Catedral de la Seu is one of the most visually stunning sites in Barcelona. It´s official name is Catedral de la Santa Creu i Santa Eulàlia (Catalan for Cathedral of the Holy Cross and Saint Eulàlia). The commonly used name La Seu refers to the status of the church as the seat of the diocese, and also to the plaza in which it´s located.
It is a gothic cathedral, appropriately located in the Barrio Gotico (Gothic quarter) of Barcelona that dates back to the 14th century. Construction began in 1298 and was completed in 1448, although the gothic facade, including the central spire, was not completed until the beginning of the 20th century. In true Gothic fashion it features spires, pinnacles, arches, and of course, bell towers.
The site where it was built has always been a spiritual center for Barcelona. A Roman temple was built there during the Roman Empire which was destroyed by the Moors in 985 and replaced with a mosque. Later, between 1046 and 1058, the mosque was razed and a Roman chapel was built. The chapel still remains today, added to the cloister.
The interior has a large nave and high ceilings (84 feet high in some places), all of which were cleaned during a recent period of renovation, and is divided into three aisles. On the side aisles are chapels from the 16th and 17th century which include some impressive works of medieval art. Also worth mentioning is the Cappella de Sant Benet, a 15th century altarpiece by the artist Bernat Matorell which depicts the crucifixion of Christ.

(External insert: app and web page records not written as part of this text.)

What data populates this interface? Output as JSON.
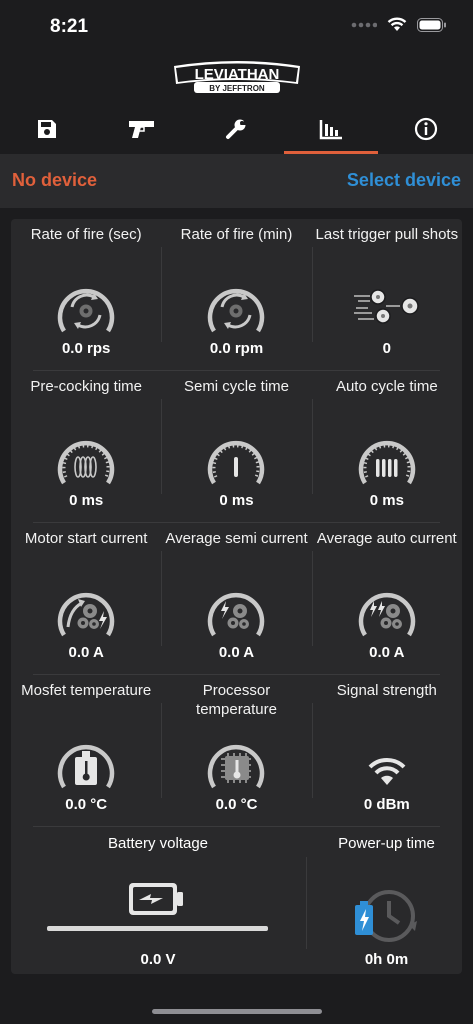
{
  "status": {
    "time": "8:21"
  },
  "logo": {
    "main": "LEVIATHAN",
    "sub": "BY JEFFTRON"
  },
  "tabs": [
    {
      "icon": "save-icon"
    },
    {
      "icon": "gun-icon"
    },
    {
      "icon": "wrench-icon"
    },
    {
      "icon": "stats-icon",
      "active": true
    },
    {
      "icon": "info-icon"
    }
  ],
  "device": {
    "status": "No device",
    "select_label": "Select device"
  },
  "metrics": [
    {
      "title": "Rate of fire (sec)",
      "value": "0.0 rps",
      "icon": "rate-gauge-icon"
    },
    {
      "title": "Rate of fire (min)",
      "value": "0.0 rpm",
      "icon": "rate-gauge-icon"
    },
    {
      "title": "Last trigger pull shots",
      "value": "0",
      "icon": "bullets-icon"
    },
    {
      "title": "Pre-cocking time",
      "value": "0 ms",
      "icon": "spring-gauge-icon"
    },
    {
      "title": "Semi cycle time",
      "value": "0 ms",
      "icon": "semi-gauge-icon"
    },
    {
      "title": "Auto cycle time",
      "value": "0 ms",
      "icon": "auto-gauge-icon"
    },
    {
      "title": "Motor start current",
      "value": "0.0 A",
      "icon": "motor-current-icon"
    },
    {
      "title": "Average semi current",
      "value": "0.0 A",
      "icon": "semi-current-icon"
    },
    {
      "title": "Average auto current",
      "value": "0.0 A",
      "icon": "auto-current-icon"
    },
    {
      "title": "Mosfet temperature",
      "value": "0.0 °C",
      "icon": "mosfet-temp-icon"
    },
    {
      "title": "Processor temperature",
      "value": "0.0 °C",
      "icon": "cpu-temp-icon"
    },
    {
      "title": "Signal strength",
      "value": "0 dBm",
      "icon": "wifi-icon"
    }
  ],
  "battery": {
    "title": "Battery voltage",
    "value": "0.0 V",
    "level": 0
  },
  "powerup": {
    "title": "Power-up time",
    "value": "0h 0m"
  }
}
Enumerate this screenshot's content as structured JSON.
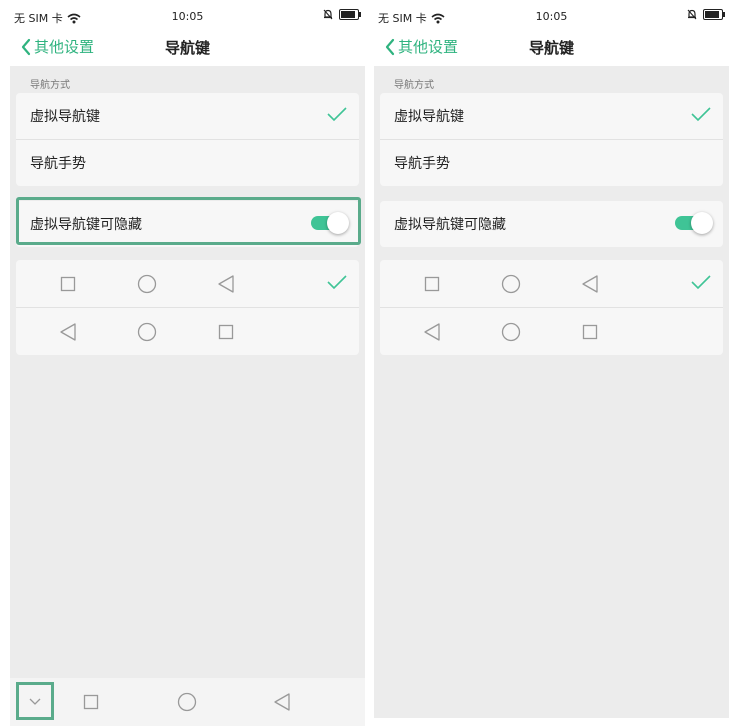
{
  "status_bar": {
    "carrier": "无 SIM 卡",
    "time": "10:05",
    "wifi_icon": "wifi-icon",
    "alarm_icon": "alarm-icon",
    "battery_icon": "battery-icon"
  },
  "title_bar": {
    "back_label": "其他设置",
    "title": "导航键"
  },
  "nav_section": {
    "label": "导航方式",
    "options": [
      {
        "label": "虚拟导航键",
        "selected": true
      },
      {
        "label": "导航手势",
        "selected": false
      }
    ]
  },
  "hide_toggle": {
    "label": "虚拟导航键可隐藏",
    "enabled": true
  },
  "layouts": [
    {
      "icons": [
        "square-icon",
        "circle-icon",
        "triangle-left-icon"
      ],
      "selected": true
    },
    {
      "icons": [
        "triangle-left-icon",
        "circle-icon",
        "square-icon"
      ],
      "selected": false
    }
  ],
  "bottom_nav_left": [
    "chevron-down-icon",
    "square-icon",
    "circle-icon",
    "triangle-left-icon"
  ],
  "colors": {
    "accent": "#2fb37f",
    "toggle_on": "#3fc496",
    "highlight": "#5aab8b",
    "background": "#ececec"
  }
}
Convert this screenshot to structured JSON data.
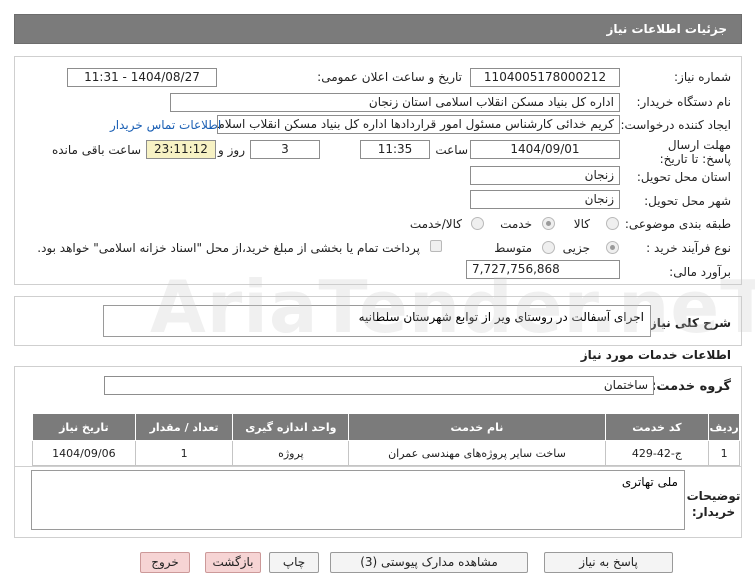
{
  "header": {
    "title": "جزئیات اطلاعات نیاز"
  },
  "form": {
    "need_number_label": "شماره نیاز:",
    "need_number": "1104005178000212",
    "announce_label": "تاریخ و ساعت اعلان عمومی:",
    "announce_value": "1404/08/27 - 11:31",
    "buyer_label": "نام دستگاه خریدار:",
    "buyer_value": "اداره کل بنیاد مسکن انقلاب اسلامی استان زنجان",
    "creator_label": "ایجاد کننده درخواست:",
    "creator_value": "کریم خدائی کارشناس مسئول امور قراردادها اداره کل بنیاد مسکن انقلاب اسلامی",
    "contact_link": "اطلاعات تماس خریدار",
    "deadline_label": "مهلت ارسال پاسخ: تا تاریخ:",
    "deadline_date": "1404/09/01",
    "time_label": "ساعت",
    "deadline_time": "11:35",
    "days_value": "3",
    "days_label": "روز و",
    "remaining_time": "23:11:12",
    "remaining_label": "ساعت باقی مانده",
    "province_label": "استان محل تحویل:",
    "province_value": "زنجان",
    "city_label": "شهر محل تحویل:",
    "city_value": "زنجان",
    "category_label": "طبقه بندی موضوعی:",
    "cat_goods": "کالا",
    "cat_service": "خدمت",
    "cat_goods_service": "کالا/خدمت",
    "process_label": "نوع فرآیند خرید :",
    "proc_partial": "جزیی",
    "proc_medium": "متوسط",
    "payment_note": "پرداخت تمام یا بخشی از مبلغ خرید،از محل \"اسناد خزانه اسلامی\" خواهد بود.",
    "estimate_label": "برآورد مالی:",
    "estimate_value": "7,727,756,868"
  },
  "summary": {
    "label": "شرح کلی نیاز:",
    "value": "اجرای آسفالت در روستای ویر از توابع شهرستان سلطانیه"
  },
  "services": {
    "section_title": "اطلاعات خدمات مورد نیاز",
    "group_label": "گروه خدمت:",
    "group_value": "ساختمان",
    "columns": [
      "ردیف",
      "کد خدمت",
      "نام خدمت",
      "واحد اندازه گیری",
      "تعداد / مقدار",
      "تاریخ نیاز"
    ],
    "rows": [
      [
        "1",
        "ج-42-429",
        "ساخت سایر پروژه‌های مهندسی عمران",
        "پروژه",
        "1",
        "1404/09/06"
      ]
    ]
  },
  "buyer_notes": {
    "label": "توضیحات خریدار:",
    "value": "ملی تهاتری"
  },
  "buttons": {
    "reply": "پاسخ به نیاز",
    "docs": "مشاهده مدارک پیوستی (3)",
    "print": "چاپ",
    "back": "بازگشت",
    "exit": "خروج"
  },
  "watermark": "AriaTender.neT"
}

Beneath the high altar there is a staircase illuminated by candles which leads to the crypt. The body of Santa Eulàlia, the children´s saint and to whom the cathedral is dedicated, is entombed there. She is considered the children´s saint as she was killed by the Romans at the age of 13 for her Christian beliefs. The crypt also contains an alabaster sarcophagus of her; an Italian work by the sculptor Lupo di Francesco which dates back to 1330.
The cloister is considered one of the best parts of the cathedral and was referred to as “the loveliest oasis in Barcelona” by the historian Cirici. It was built in the 15th century and is lined with chapels containing alters of various saints, and the tombs of members of the ancient guild of the Barri Gòtic are underneath the stone floor. The cloister overlooks a beautiful garden filled with orange trees, palm trees and a pond with fish.
In the center there is a Gothic fountain crowned with a statue of Sant Jordi (Saint George). The cloister is also home to a gaggle of white geese, and has been for the last five centuries. No one is sure how they came to live in the cloister but there are several theories, one of which suggests that thirteen geese were placed in the cloister to represent the age of Saint Eulàlia when she died, and another that says that they represent her purity.
From Monday to Saturday visitors can take an elevator (ascensor als terrats) to the roof. It is located just to the left of the crypt steps and has amazing views of the neighborhood and the cathedral towers. There is also a museum, the Museu Diocesá, which contains a collection of medieval art and church treasures from around Barcelona.
Every Sunday, normally at 12:00pm, a group of locals meet in front of the cathedral to dance the Sardana, which is the traditional dance of Catalonia, while band members play on the front steps. The dance is not nearly as vibrant or flamboyant as some of the other Spanish dances, such as flamenco, but its intricate steps still make it worth watching. An antiques market is also held here every Thursday, and the Christmas fair each December.
During the feast of Corpus Christi in June a unique Catalan tradition takes place, known as “l’ou com balla” which means “how the egg dances”. It consists of an empty eggshell being placed on top of the fountain in the cloister and left to “dance” on the water, while the fountain itself is decorated with flowers. The tradition dates back to 1637 but no one is sure of the significance. Some say that the egg represents spring and the beginning of a new life cycle, and others believe that it represents the Eucharist.
A view of the Cathedral at night is breathtaking, you can sit on one of the benches at the Plaça de la Seu looking at the subtly lit up façade.
All visitors should dress conservatively in order to enter the cathedral, and this is strictly enforced. Both men and woman must cover their shoulders, and shorts and skirts above the knee are not acceptable. If you visit in summer the general rule is to make sure your knees are covered and if necessary bring a scarf or sweater to cover your shoulders before entering.
Entry to the church and cloister is free but entry to the museum costs €2, to the choir €2.20, and the roof elevator €2.50. There is a combined ticket available from 1:00pm to 5:00pm Monday through Saturday and from 2:00pm to 4:45pm on Sunday for €5 which gives you entry to everything. The normal hours, without the combined ticket, are 8:00am to 12:45pm and 5:15pm to 7:00pm Monday to Friday, and 8:00am to 12:45pm and 5:15 to 6:00pm on Saturday and Sunday. The cathedral is located in Plaza de la Seu in the Gothic Quarter, and the nearest metros are Jaume I (the yellow line L4) and Liceu (the green line L3).